__WORK TASK__: Make an exact copy of every entry.

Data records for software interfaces
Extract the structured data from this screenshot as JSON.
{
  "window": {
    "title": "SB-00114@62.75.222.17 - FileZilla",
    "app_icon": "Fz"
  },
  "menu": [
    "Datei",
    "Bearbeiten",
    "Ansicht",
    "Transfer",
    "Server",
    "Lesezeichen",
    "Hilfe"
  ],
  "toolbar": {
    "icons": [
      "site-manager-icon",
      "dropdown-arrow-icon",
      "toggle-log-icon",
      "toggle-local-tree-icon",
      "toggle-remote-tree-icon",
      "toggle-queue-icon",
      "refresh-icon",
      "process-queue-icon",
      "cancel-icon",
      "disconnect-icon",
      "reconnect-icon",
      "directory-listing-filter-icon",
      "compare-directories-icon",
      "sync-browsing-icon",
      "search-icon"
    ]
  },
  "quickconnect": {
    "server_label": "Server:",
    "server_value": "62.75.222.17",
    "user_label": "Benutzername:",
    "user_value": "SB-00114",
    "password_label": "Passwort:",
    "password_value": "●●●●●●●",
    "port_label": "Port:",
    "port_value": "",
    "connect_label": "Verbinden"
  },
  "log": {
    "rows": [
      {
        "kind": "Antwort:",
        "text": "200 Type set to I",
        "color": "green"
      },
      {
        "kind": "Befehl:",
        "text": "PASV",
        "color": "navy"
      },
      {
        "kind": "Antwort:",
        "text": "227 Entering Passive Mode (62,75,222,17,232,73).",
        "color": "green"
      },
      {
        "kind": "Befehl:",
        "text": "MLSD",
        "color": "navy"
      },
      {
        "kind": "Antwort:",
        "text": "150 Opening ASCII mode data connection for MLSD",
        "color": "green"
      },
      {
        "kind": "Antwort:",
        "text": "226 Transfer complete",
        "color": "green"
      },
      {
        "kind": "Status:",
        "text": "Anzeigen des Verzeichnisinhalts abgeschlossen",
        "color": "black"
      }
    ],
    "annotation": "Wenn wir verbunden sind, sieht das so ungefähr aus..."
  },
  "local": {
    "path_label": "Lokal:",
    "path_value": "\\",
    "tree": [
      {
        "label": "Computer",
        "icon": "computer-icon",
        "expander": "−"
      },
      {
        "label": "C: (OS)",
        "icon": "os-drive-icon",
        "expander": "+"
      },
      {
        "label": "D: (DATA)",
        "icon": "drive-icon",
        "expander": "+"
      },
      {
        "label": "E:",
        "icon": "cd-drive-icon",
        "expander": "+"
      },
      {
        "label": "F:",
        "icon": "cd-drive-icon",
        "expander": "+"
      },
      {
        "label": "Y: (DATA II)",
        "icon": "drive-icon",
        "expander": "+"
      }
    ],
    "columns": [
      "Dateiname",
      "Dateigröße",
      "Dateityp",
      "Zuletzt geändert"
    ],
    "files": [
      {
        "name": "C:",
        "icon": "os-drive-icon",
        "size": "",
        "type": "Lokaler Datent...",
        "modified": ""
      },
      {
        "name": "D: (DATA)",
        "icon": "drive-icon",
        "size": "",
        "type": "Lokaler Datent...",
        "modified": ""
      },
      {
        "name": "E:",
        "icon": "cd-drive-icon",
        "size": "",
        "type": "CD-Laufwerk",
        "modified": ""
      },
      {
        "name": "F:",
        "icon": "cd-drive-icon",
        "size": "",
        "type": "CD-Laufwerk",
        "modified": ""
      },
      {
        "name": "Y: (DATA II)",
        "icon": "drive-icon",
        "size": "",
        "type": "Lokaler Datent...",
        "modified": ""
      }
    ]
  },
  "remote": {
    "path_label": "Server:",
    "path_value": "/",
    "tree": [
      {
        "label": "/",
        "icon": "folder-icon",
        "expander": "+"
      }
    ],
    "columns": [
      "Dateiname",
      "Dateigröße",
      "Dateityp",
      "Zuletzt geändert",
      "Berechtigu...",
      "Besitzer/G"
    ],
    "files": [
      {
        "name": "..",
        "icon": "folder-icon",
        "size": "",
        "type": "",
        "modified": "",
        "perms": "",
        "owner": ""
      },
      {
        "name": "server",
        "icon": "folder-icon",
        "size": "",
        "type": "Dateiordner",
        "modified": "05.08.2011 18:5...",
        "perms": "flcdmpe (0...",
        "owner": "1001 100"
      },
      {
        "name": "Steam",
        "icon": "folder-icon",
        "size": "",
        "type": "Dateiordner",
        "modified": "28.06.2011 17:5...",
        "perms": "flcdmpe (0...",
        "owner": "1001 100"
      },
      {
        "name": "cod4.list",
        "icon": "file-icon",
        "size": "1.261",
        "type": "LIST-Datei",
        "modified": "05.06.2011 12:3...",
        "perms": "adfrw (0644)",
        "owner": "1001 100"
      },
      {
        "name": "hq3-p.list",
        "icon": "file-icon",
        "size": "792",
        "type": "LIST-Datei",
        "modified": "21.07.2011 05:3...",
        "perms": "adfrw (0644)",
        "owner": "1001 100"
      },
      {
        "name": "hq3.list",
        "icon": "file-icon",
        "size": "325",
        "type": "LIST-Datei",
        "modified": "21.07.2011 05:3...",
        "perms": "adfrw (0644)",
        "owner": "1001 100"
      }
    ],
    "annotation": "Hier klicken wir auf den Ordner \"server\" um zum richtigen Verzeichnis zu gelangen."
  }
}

__EXPECTED ANSWER__:
Extract the structured data from this screenshot as JSON.
{
  "window": {
    "title": "SB-00114@62.75.222.17 - FileZilla",
    "app_icon": "Fz"
  },
  "menu": [
    "Datei",
    "Bearbeiten",
    "Ansicht",
    "Transfer",
    "Server",
    "Lesezeichen",
    "Hilfe"
  ],
  "toolbar": {
    "icons": [
      "site-manager-icon",
      "dropdown-arrow-icon",
      "toggle-log-icon",
      "toggle-local-tree-icon",
      "toggle-remote-tree-icon",
      "toggle-queue-icon",
      "refresh-icon",
      "process-queue-icon",
      "cancel-icon",
      "disconnect-icon",
      "reconnect-icon",
      "directory-listing-filter-icon",
      "compare-directories-icon",
      "sync-browsing-icon",
      "search-icon"
    ]
  },
  "quickconnect": {
    "server_label": "Server:",
    "server_value": "62.75.222.17",
    "user_label": "Benutzername:",
    "user_value": "SB-00114",
    "password_label": "Passwort:",
    "password_value": "●●●●●●●",
    "port_label": "Port:",
    "port_value": "",
    "connect_label": "Verbinden"
  },
  "log": {
    "rows": [
      {
        "kind": "Antwort:",
        "text": "200 Type set to I",
        "color": "green"
      },
      {
        "kind": "Befehl:",
        "text": "PASV",
        "color": "navy"
      },
      {
        "kind": "Antwort:",
        "text": "227 Entering Passive Mode (62,75,222,17,232,73).",
        "color": "green"
      },
      {
        "kind": "Befehl:",
        "text": "MLSD",
        "color": "navy"
      },
      {
        "kind": "Antwort:",
        "text": "150 Opening ASCII mode data connection for MLSD",
        "color": "green"
      },
      {
        "kind": "Antwort:",
        "text": "226 Transfer complete",
        "color": "green"
      },
      {
        "kind": "Status:",
        "text": "Anzeigen des Verzeichnisinhalts abgeschlossen",
        "color": "black"
      }
    ],
    "annotation": "Wenn wir verbunden sind, sieht das so ungefähr aus..."
  },
  "local": {
    "path_label": "Lokal:",
    "path_value": "\\",
    "tree": [
      {
        "label": "Computer",
        "icon": "computer-icon",
        "expander": "−"
      },
      {
        "label": "C: (OS)",
        "icon": "os-drive-icon",
        "expander": "+"
      },
      {
        "label": "D: (DATA)",
        "icon": "drive-icon",
        "expander": "+"
      },
      {
        "label": "E:",
        "icon": "cd-drive-icon",
        "expander": "+"
      },
      {
        "label": "F:",
        "icon": "cd-drive-icon",
        "expander": "+"
      },
      {
        "label": "Y: (DATA II)",
        "icon": "drive-icon",
        "expander": "+"
      }
    ],
    "columns": [
      "Dateiname",
      "Dateigröße",
      "Dateityp",
      "Zuletzt geändert"
    ],
    "files": [
      {
        "name": "C:",
        "icon": "os-drive-icon",
        "size": "",
        "type": "Lokaler Datent...",
        "modified": ""
      },
      {
        "name": "D: (DATA)",
        "icon": "drive-icon",
        "size": "",
        "type": "Lokaler Datent...",
        "modified": ""
      },
      {
        "name": "E:",
        "icon": "cd-drive-icon",
        "size": "",
        "type": "CD-Laufwerk",
        "modified": ""
      },
      {
        "name": "F:",
        "icon": "cd-drive-icon",
        "size": "",
        "type": "CD-Laufwerk",
        "modified": ""
      },
      {
        "name": "Y: (DATA II)",
        "icon": "drive-icon",
        "size": "",
        "type": "Lokaler Datent...",
        "modified": ""
      }
    ]
  },
  "remote": {
    "path_label": "Server:",
    "path_value": "/",
    "tree": [
      {
        "label": "/",
        "icon": "folder-icon",
        "expander": "+"
      }
    ],
    "columns": [
      "Dateiname",
      "Dateigröße",
      "Dateityp",
      "Zuletzt geändert",
      "Berechtigu...",
      "Besitzer/G"
    ],
    "files": [
      {
        "name": "..",
        "icon": "folder-icon",
        "size": "",
        "type": "",
        "modified": "",
        "perms": "",
        "owner": ""
      },
      {
        "name": "server",
        "icon": "folder-icon",
        "size": "",
        "type": "Dateiordner",
        "modified": "05.08.2011 18:5...",
        "perms": "flcdmpe (0...",
        "owner": "1001 100"
      },
      {
        "name": "Steam",
        "icon": "folder-icon",
        "size": "",
        "type": "Dateiordner",
        "modified": "28.06.2011 17:5...",
        "perms": "flcdmpe (0...",
        "owner": "1001 100"
      },
      {
        "name": "cod4.list",
        "icon": "file-icon",
        "size": "1.261",
        "type": "LIST-Datei",
        "modified": "05.06.2011 12:3...",
        "perms": "adfrw (0644)",
        "owner": "1001 100"
      },
      {
        "name": "hq3-p.list",
        "icon": "file-icon",
        "size": "792",
        "type": "LIST-Datei",
        "modified": "21.07.2011 05:3...",
        "perms": "adfrw (0644)",
        "owner": "1001 100"
      },
      {
        "name": "hq3.list",
        "icon": "file-icon",
        "size": "325",
        "type": "LIST-Datei",
        "modified": "21.07.2011 05:3...",
        "perms": "adfrw (0644)",
        "owner": "1001 100"
      }
    ],
    "annotation": "Hier klicken wir auf den Ordner \"server\" um zum richtigen Verzeichnis zu gelangen."
  }
}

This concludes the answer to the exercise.